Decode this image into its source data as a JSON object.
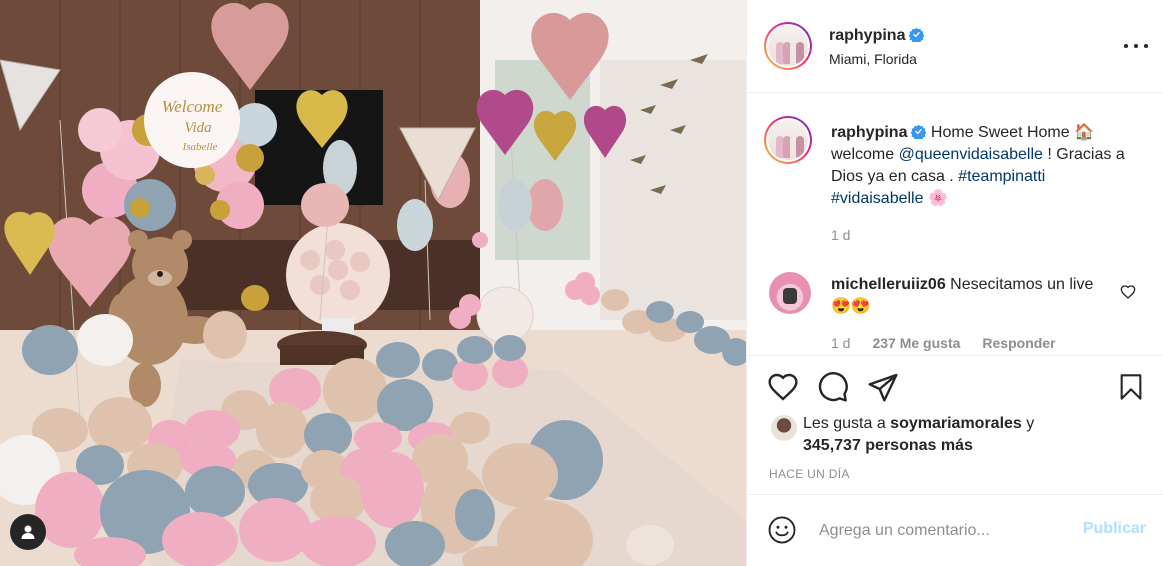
{
  "post": {
    "username": "raphypina",
    "location": "Miami, Florida",
    "verified_icon": "verified-badge-icon",
    "more_icon": "more-options-icon"
  },
  "caption": {
    "username": "raphypina",
    "text_1": "Home Sweet Home 🏠 welcome ",
    "mention": "@queenvidaisabelle",
    "text_2": " ! Gracias a Dios ya en casa . ",
    "hashtag_1": "#teampinatti",
    "hashtag_2": "#vidaisabelle",
    "emoji_end": " 🌸",
    "time": "1 d"
  },
  "comment": {
    "username": "michelleruiiz06",
    "text": "Nesecitamos un live 😍😍",
    "time": "1 d",
    "likes": "237 Me gusta",
    "reply": "Responder"
  },
  "likes": {
    "prefix": "Les gusta a ",
    "first_user": "soymariamorales",
    "middle": " y",
    "count": "345,737 personas más"
  },
  "posted_ago": "HACE UN DÍA",
  "add_comment": {
    "placeholder": "Agrega un comentario...",
    "publish_label": "Publicar"
  },
  "photo": {
    "balloon_text_1": "Welcome",
    "balloon_text_2": "Vida",
    "balloon_text_3": "Isabelle"
  },
  "colors": {
    "link": "#00376b",
    "verified": "#3897f0",
    "publish_disabled": "#b2dffc",
    "secondary_text": "#8e8e8e",
    "balloon_pink": "#f0aec3",
    "balloon_blue": "#8fa3b3",
    "balloon_tan": "#dfc2ad"
  }
}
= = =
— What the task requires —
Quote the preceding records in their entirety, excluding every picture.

— Solution below —
Decode this image into its source data as a JSON object.
{
  "post": {
    "username": "raphypina",
    "location": "Miami, Florida",
    "verified_icon": "verified-badge-icon",
    "more_icon": "more-options-icon"
  },
  "caption": {
    "username": "raphypina",
    "text_1": "Home Sweet Home 🏠 welcome ",
    "mention": "@queenvidaisabelle",
    "text_2": " ! Gracias a Dios ya en casa . ",
    "hashtag_1": "#teampinatti",
    "hashtag_2": "#vidaisabelle",
    "emoji_end": " 🌸",
    "time": "1 d"
  },
  "comment": {
    "username": "michelleruiiz06",
    "text": "Nesecitamos un live 😍😍",
    "time": "1 d",
    "likes": "237 Me gusta",
    "reply": "Responder"
  },
  "likes": {
    "prefix": "Les gusta a ",
    "first_user": "soymariamorales",
    "middle": " y",
    "count": "345,737 personas más"
  },
  "posted_ago": "HACE UN DÍA",
  "add_comment": {
    "placeholder": "Agrega un comentario...",
    "publish_label": "Publicar"
  },
  "photo": {
    "balloon_text_1": "Welcome",
    "balloon_text_2": "Vida",
    "balloon_text_3": "Isabelle"
  },
  "colors": {
    "link": "#00376b",
    "verified": "#3897f0",
    "publish_disabled": "#b2dffc",
    "secondary_text": "#8e8e8e",
    "balloon_pink": "#f0aec3",
    "balloon_blue": "#8fa3b3",
    "balloon_tan": "#dfc2ad"
  }
}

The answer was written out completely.